Why do we take pictures of our food?

In a sweaty, back alley restaurant in Trujillo, Peru, the shy Peruvian waiter approached my table with a vibrant plate of ceviche. Placing it upon the handwoven tablecloth, there lapsed a good three seconds where all I could do was stare. Then, before reaching for my fork, I instead reached for my camera.

I’ll admit it. I’m one of those people who take pictures of their food. I know a lot of you are as well. It’s only an occasional occurrence, as I’m not known to photograph cereal I’m gulping down when late to work. I only immortalize my food in megapixels when the plate in front of me goes beyond my culinary expectations. If you present me with a plate of food and I take a photo of it, consider it a compliment. While I recognize this is a curious trait, the following is an attempt to justify what exactly drives me, and many others, to feel the need to photograph their food.

First off, this exact plate of food is never going to be here again. If I don’t capture it now, the moment will be lost to the acids of digestion and gone forever. This plate of food before me–particularly if it’s traditional, regional cuisine– is as much of a cultural attraction as any monument listed in a guidebook or brochure. While in Trujillo, I must have taken 35 pictures of the Huaca de la Luna, an ancient Moche temple that’s stood for 1700 years. With that sort of history, there’s a good chance I could come back ten years from now and snap the exact same photo. This plate of ceviche, on the other hand, is never going to be here again.
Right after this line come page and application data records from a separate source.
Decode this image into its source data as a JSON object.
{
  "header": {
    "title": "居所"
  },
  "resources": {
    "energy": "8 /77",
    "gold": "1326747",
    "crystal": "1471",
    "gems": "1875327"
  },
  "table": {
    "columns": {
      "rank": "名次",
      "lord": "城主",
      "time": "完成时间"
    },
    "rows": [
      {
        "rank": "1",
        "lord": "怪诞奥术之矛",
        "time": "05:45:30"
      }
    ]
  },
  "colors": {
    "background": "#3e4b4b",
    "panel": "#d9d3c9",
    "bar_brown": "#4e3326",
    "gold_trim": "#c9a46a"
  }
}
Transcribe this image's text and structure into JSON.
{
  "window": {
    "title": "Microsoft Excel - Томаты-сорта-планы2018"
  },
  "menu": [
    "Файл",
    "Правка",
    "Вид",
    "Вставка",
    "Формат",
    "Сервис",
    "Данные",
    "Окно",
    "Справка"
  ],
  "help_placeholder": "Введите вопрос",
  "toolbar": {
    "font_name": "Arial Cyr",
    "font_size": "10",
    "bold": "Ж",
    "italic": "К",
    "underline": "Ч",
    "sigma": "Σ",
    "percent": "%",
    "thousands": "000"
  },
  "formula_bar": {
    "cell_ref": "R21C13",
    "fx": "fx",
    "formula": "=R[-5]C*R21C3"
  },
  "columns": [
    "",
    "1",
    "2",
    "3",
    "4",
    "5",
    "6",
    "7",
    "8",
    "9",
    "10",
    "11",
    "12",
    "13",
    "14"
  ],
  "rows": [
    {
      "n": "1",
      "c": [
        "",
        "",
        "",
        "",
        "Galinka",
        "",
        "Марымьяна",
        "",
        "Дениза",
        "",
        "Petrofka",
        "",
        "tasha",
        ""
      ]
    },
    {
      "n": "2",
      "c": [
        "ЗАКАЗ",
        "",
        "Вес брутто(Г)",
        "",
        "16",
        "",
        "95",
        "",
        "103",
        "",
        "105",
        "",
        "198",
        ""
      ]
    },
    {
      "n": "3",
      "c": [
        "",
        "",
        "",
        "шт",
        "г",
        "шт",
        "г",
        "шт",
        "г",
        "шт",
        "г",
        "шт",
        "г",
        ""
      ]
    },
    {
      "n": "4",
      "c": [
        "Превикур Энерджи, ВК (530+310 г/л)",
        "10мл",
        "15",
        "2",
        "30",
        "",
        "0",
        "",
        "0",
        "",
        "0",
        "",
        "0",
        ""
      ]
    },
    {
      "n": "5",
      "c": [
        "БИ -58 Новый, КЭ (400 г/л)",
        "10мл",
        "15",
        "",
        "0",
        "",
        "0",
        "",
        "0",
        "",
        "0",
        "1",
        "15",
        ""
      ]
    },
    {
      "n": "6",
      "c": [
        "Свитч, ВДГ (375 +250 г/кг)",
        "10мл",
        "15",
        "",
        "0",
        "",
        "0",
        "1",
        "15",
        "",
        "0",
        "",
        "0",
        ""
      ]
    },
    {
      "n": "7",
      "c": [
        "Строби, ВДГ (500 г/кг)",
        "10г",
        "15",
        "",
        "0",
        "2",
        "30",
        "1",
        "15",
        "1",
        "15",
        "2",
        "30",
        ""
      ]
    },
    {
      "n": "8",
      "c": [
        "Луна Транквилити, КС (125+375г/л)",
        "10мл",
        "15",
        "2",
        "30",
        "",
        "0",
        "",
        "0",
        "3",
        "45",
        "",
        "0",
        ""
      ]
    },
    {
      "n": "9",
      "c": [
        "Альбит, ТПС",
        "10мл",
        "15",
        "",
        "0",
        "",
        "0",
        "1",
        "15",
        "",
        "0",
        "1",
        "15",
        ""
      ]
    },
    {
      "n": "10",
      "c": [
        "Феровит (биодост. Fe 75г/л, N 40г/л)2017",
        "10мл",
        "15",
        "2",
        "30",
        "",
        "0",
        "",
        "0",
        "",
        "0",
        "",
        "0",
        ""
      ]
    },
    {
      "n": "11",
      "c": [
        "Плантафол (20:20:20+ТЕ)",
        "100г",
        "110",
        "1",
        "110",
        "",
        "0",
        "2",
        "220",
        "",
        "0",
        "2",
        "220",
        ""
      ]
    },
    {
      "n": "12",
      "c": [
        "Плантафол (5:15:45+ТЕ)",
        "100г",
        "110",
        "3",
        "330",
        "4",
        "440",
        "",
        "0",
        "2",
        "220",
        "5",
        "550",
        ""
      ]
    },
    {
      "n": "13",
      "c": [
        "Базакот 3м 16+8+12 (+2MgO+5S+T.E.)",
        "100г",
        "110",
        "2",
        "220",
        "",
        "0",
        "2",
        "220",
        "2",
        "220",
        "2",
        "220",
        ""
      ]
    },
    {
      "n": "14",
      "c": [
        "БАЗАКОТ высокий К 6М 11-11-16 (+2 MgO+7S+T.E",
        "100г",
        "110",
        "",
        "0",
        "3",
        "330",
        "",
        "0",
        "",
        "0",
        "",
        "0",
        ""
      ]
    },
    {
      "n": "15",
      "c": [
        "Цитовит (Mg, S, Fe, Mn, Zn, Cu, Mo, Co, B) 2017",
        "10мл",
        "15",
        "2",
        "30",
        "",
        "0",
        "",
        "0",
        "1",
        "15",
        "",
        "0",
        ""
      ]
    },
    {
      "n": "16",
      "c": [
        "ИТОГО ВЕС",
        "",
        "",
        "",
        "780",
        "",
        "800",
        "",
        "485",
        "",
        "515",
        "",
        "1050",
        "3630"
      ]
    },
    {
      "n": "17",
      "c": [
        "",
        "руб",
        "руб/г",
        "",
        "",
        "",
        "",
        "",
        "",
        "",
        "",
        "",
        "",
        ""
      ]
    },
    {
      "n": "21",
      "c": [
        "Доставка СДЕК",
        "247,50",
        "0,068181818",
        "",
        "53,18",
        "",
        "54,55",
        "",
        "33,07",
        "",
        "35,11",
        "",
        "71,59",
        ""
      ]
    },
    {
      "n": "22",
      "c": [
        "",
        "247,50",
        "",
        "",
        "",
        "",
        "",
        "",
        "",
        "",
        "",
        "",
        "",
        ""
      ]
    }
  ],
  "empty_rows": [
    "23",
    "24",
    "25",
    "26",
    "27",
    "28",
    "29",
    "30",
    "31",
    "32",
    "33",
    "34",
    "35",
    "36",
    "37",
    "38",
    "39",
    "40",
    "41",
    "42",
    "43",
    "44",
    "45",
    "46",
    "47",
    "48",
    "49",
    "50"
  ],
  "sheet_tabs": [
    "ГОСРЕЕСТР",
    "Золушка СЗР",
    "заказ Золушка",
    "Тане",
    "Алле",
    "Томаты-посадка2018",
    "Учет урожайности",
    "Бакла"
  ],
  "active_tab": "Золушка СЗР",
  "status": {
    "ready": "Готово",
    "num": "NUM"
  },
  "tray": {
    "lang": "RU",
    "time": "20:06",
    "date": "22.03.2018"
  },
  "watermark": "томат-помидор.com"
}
It’s a fleeting moment that needs documenting before it disappears forever.

%Gallery-135590%Second, I photograph dishes I can tell are going to be either unbelievably incredible, or gut wretchingly awful. When looking back on my photos, I want to have the ability to say “that meal was unspeakably good” (steak in Argentina) or “why does my meat still have hair on it?” (mystery meat in Ecuador). Every plate of food I consume has a story behind it, and just as I would with any other attraction, I want to be able to reminisce on how that food contributed to the greater moment as a whole.

From a cultural standpoint, regional cuisine is as important as any other item you may choose to photograph. Just as the 800 year old Roman fort towering about the coastal Spanish town of Tossa de Mar exudes a Mediterranean charm, so does the steaming plate of paella served with a pitcher of sangria in the cobblestone streets of the Old Town. The dense fog that ‘s consuming the western coast of Connemara, Ireland is as intrinsic to the Irish experience as a heaping bowl of seafood chowder washed down with brown bread and Guinness. Though taking a photo doesn’t make the food taste any better, it nonetheless is a stamp of cultural approval as if to say, “I was there, and it’s as good as it was meant to be”. The same way you would take a picture of the white sand beaches of Koh Chang, Thailand, so should you document your peanut covered bowl of chicken pad thai.

Finally, what’s wrong with photographing your food simply for the way it looks? Irrelevant to taste or culture, when food is infused with the richest of colors or the presentation is painfully exquisite, the plate before you becomes nothing less than art. If my enchiladas in Baja, Mexico are served to me with the red, white, and green sauces in the form of a Mexican flag, that deserves two seconds of my time.

So yes, I am one of those people who take photos of their food, my lust for classic and curious cuisine a patch I will wear proudly via my zoom and macro lens until I am happy and hopelessly stuffed.